Students get preview of what surgeons do, and some can't bear to see it

Seniors Natalie Jester, left, and Nicole Schmalbach, right, watched live streaming of surgical procedures at Cherry Hill High School West.

As the surgeon’s chain saw chiseled through bone above a knee, the observers gasped. Some clamped their hands over their eyes. Others turned their heads, cringing. But roughly a dozen sets of eyes were riveted to the screen where video of the surgery was unfolding, watching until the surgeon finished stitching up the site of the amputation.

Huddled in a darkened classroom at Cherry Hill High School West on Thursday, 49 students watched -- or turned away at times -- as surgeons from Deborah Heart and Lung Hospital performed two amputations. One patient lost a leg, another the toes of one foot.

The live, hour-long interactive forum was intended to help the students decide whether they wanted to pursue careers in medicine. Dr. Matthew Samra of Deborah added live narration to the prerecorded surgeries, which were streamed to student audiences at Cherry Hill West and 12 other high schools in Camden and Burlington Counties. On laptops, students keyed in questions to Samra throughout the presentation. 

The teaching hospital in Browns Mills, Burlington County, is in its fifth year of streaming the videos.

"Anyone can look up a surgery on YouTube, but the opportunity for a doctor to actually tell you what's happening in real time and answer questions is something that not a lot of people have, much less in high school," said Nicole Schmalbach, an 18-year-old senior at Cherry Hill West.

This was the second year Schmalbach, an aspiring neurosurgeon, had watched the Deborah live stream through her science courses. She said the presentation made her want to be a surgeon even more. She messaged Samra, as he described the surgeries by his colleagues, to ask if the toe amputation patient would later have difficulties with balance. The answer was no.

Samra, a cardiothoracic and vascular surgeon with the Browns Mills hospital, said afterward  that he was impressed by his student audience. The students were thinking at an advanced level for their age, he said. Schmalbach's question, he said, indicated that she would make a great doctor. Doctors are always supposed to think about the ramifications of surgeries they perform, he said.

The man in his 50s who underwent toe amputation was a smoker for more than 25 years and a diabetic. An infection had spread in his toes, Samra said.

The knee amputee also was a smoker who previously had the leg amputated below the knee. That surgery was unsuccessful, leading to the above-the-knee amputation, which was necessary for proper healing, he said.

At Cherry Hill West, only anatomy, physiology, and biology II students were invited to attend the surgical forum, said Sandra Castellani, who teaches those subjects. While most of those students are looking to pursue careers in health professions, she said, some were just interested in applying the scientific knowledge to other potential pursuits.

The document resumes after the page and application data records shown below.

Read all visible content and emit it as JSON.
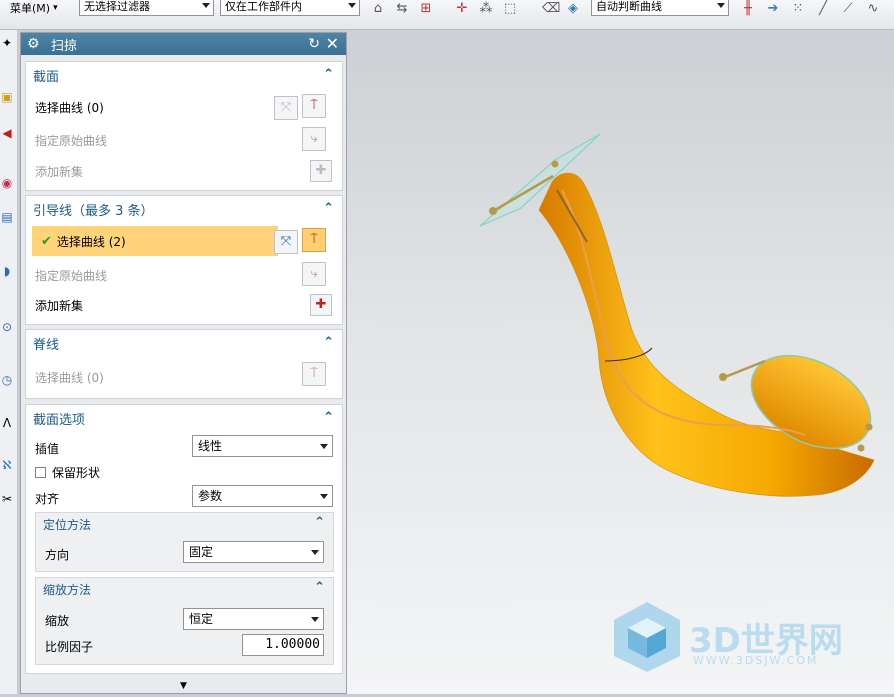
{
  "toolbar": {
    "menu_label": "菜单(M)",
    "filter_value": "无选择过滤器",
    "scope_value": "仅在工作部件内",
    "curve_rule_value": "自动判断曲线"
  },
  "dialog": {
    "title": "扫掠",
    "sections": {
      "section": {
        "title": "截面",
        "select_curve": "选择曲线 (0)",
        "specify_origin": "指定原始曲线",
        "add_new_set": "添加新集"
      },
      "guides": {
        "title": "引导线（最多 3 条）",
        "select_curve": "选择曲线 (2)",
        "specify_origin": "指定原始曲线",
        "add_new_set": "添加新集"
      },
      "spine": {
        "title": "脊线",
        "select_curve": "选择曲线 (0)"
      },
      "options": {
        "title": "截面选项",
        "interpolation_label": "插值",
        "interpolation_value": "线性",
        "preserve_shape_label": "保留形状",
        "alignment_label": "对齐",
        "alignment_value": "参数",
        "orientation": {
          "title": "定位方法",
          "direction_label": "方向",
          "direction_value": "固定"
        },
        "scaling": {
          "title": "缩放方法",
          "scale_label": "缩放",
          "scale_value": "恒定",
          "factor_label": "比例因子",
          "factor_value": "1.00000"
        }
      }
    }
  },
  "watermark": {
    "brand": "3D世界网",
    "url": "WWW.3DSJW.COM"
  },
  "colors": {
    "titlebar": "#3a7093",
    "section_header": "#1d5c86",
    "highlight": "#ffd37a",
    "shape": "#f5a800"
  }
}
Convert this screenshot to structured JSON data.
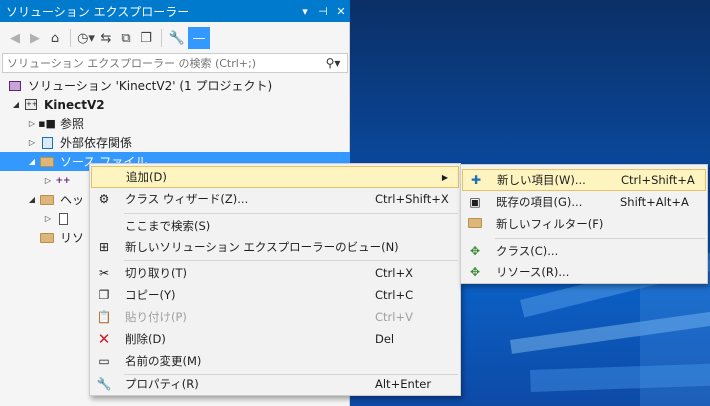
{
  "panel": {
    "title": "ソリューション エクスプローラー",
    "title_buttons": [
      "▾",
      "⊣",
      "✕"
    ]
  },
  "toolbar": {
    "icons": [
      "back-icon",
      "forward-icon",
      "home-icon",
      "history-icon",
      "sync-icon",
      "collapse-all-icon",
      "show-all-files-icon",
      "properties-icon",
      "preview-icon"
    ]
  },
  "search": {
    "placeholder": "ソリューション エクスプローラー の検索 (Ctrl+;)"
  },
  "tree": {
    "solution": "ソリューション 'KinectV2' (1 プロジェクト)",
    "project": "KinectV2",
    "references": "参照",
    "external": "外部依存関係",
    "source_files": "ソース ファイル",
    "headers": "ヘッ",
    "resources": "リソ"
  },
  "context_menu": {
    "items": [
      {
        "label": "追加(D)",
        "shortcut": "",
        "icon": "none"
      },
      {
        "label": "クラス ウィザード(Z)...",
        "shortcut": "Ctrl+Shift+X",
        "icon": "class-wizard-icon"
      },
      {
        "label": "ここまで検索(S)",
        "shortcut": "",
        "icon": "none"
      },
      {
        "label": "新しいソリューション エクスプローラーのビュー(N)",
        "shortcut": "",
        "icon": "new-view-icon"
      },
      {
        "label": "切り取り(T)",
        "shortcut": "Ctrl+X",
        "icon": "cut-icon"
      },
      {
        "label": "コピー(Y)",
        "shortcut": "Ctrl+C",
        "icon": "copy-icon"
      },
      {
        "label": "貼り付け(P)",
        "shortcut": "Ctrl+V",
        "icon": "paste-icon"
      },
      {
        "label": "削除(D)",
        "shortcut": "Del",
        "icon": "delete-icon"
      },
      {
        "label": "名前の変更(M)",
        "shortcut": "",
        "icon": "rename-icon"
      },
      {
        "label": "プロパティ(R)",
        "shortcut": "Alt+Enter",
        "icon": "wrench-icon"
      }
    ]
  },
  "submenu": {
    "items": [
      {
        "label": "新しい項目(W)...",
        "shortcut": "Ctrl+Shift+A"
      },
      {
        "label": "既存の項目(G)...",
        "shortcut": "Shift+Alt+A"
      },
      {
        "label": "新しいフィルター(F)",
        "shortcut": ""
      },
      {
        "label": "クラス(C)...",
        "shortcut": ""
      },
      {
        "label": "リソース(R)...",
        "shortcut": ""
      }
    ]
  },
  "colors": {
    "accent": "#007acc",
    "selection": "#3399ff",
    "menu_bg": "#f2f2f2",
    "highlight": "#fdf4bf"
  }
}
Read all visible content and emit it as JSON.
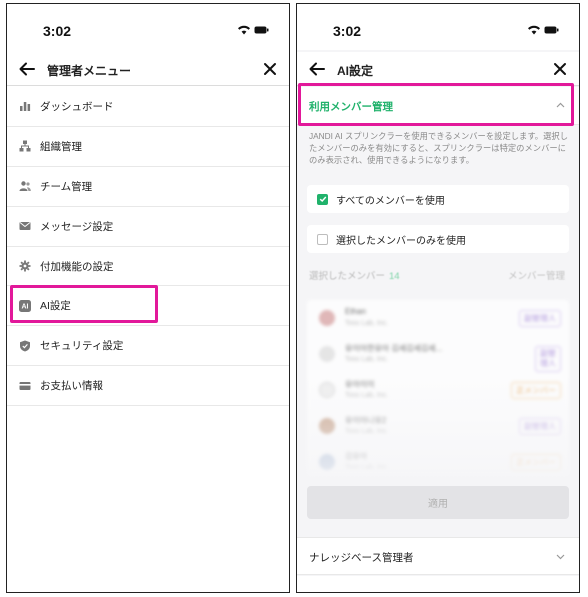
{
  "left": {
    "status_time": "3:02",
    "title": "管理者メニュー",
    "menu": [
      {
        "label": "ダッシュボード",
        "icon": "bar-chart-icon"
      },
      {
        "label": "組織管理",
        "icon": "org-tree-icon"
      },
      {
        "label": "チーム管理",
        "icon": "team-icon"
      },
      {
        "label": "メッセージ設定",
        "icon": "mail-icon"
      },
      {
        "label": "付加機能の設定",
        "icon": "gear-icon"
      },
      {
        "label": "AI設定",
        "icon": "ai-icon"
      },
      {
        "label": "セキュリティ設定",
        "icon": "shield-icon"
      },
      {
        "label": "お支払い情報",
        "icon": "card-icon"
      }
    ]
  },
  "right": {
    "status_time": "3:02",
    "title": "AI設定",
    "section1_label": "利用メンバー管理",
    "description": "JANDI AI スプリンクラーを使用できるメンバーを設定します。選択したメンバーのみを有効にすると、スプリンクラーは特定のメンバーにのみ表示され、使用できるようになります。",
    "option_all": "すべてのメンバーを使用",
    "option_selected": "選択したメンバーのみを使用",
    "selected_members_label": "選択したメンバー",
    "selected_members_count": "14",
    "member_management_label": "メンバー管理",
    "members": [
      {
        "name": "Ethan",
        "org": "Toss Lab, Inc.",
        "role": "副管理人",
        "role_type": "sub"
      },
      {
        "name": "유이아한유아 김세김세김세...",
        "org": "Toss Lab, Inc.",
        "role": "副管\n理人",
        "role_type": "sub"
      },
      {
        "name": "유아이이",
        "org": "Toss Lab, Inc.",
        "role": "正メンバー",
        "role_type": "main"
      },
      {
        "name": "유이아니유2",
        "org": "Toss Lab, Inc.",
        "role": "副管理人",
        "role_type": "sub"
      },
      {
        "name": "김유아",
        "org": "Toss Lab, Inc.",
        "role": "正メンバー",
        "role_type": "main"
      }
    ],
    "apply_label": "適用",
    "section2_label": "ナレッジベース管理者"
  },
  "colors": {
    "highlight": "#e2189a",
    "accent_green": "#20b26b"
  }
}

Senior Natalie Jester, 17, said that she wants to eventually own a dance studio and that understanding anatomy is helpful to a dancer's success.

Castellani hoped her students gained a better appreciation of physiology Thursday. For those with ambitions of becoming physicians, she said, the event provided a foretaste of that  profession.

"When you're in college, you often have to pay for these kinds of things,” she said.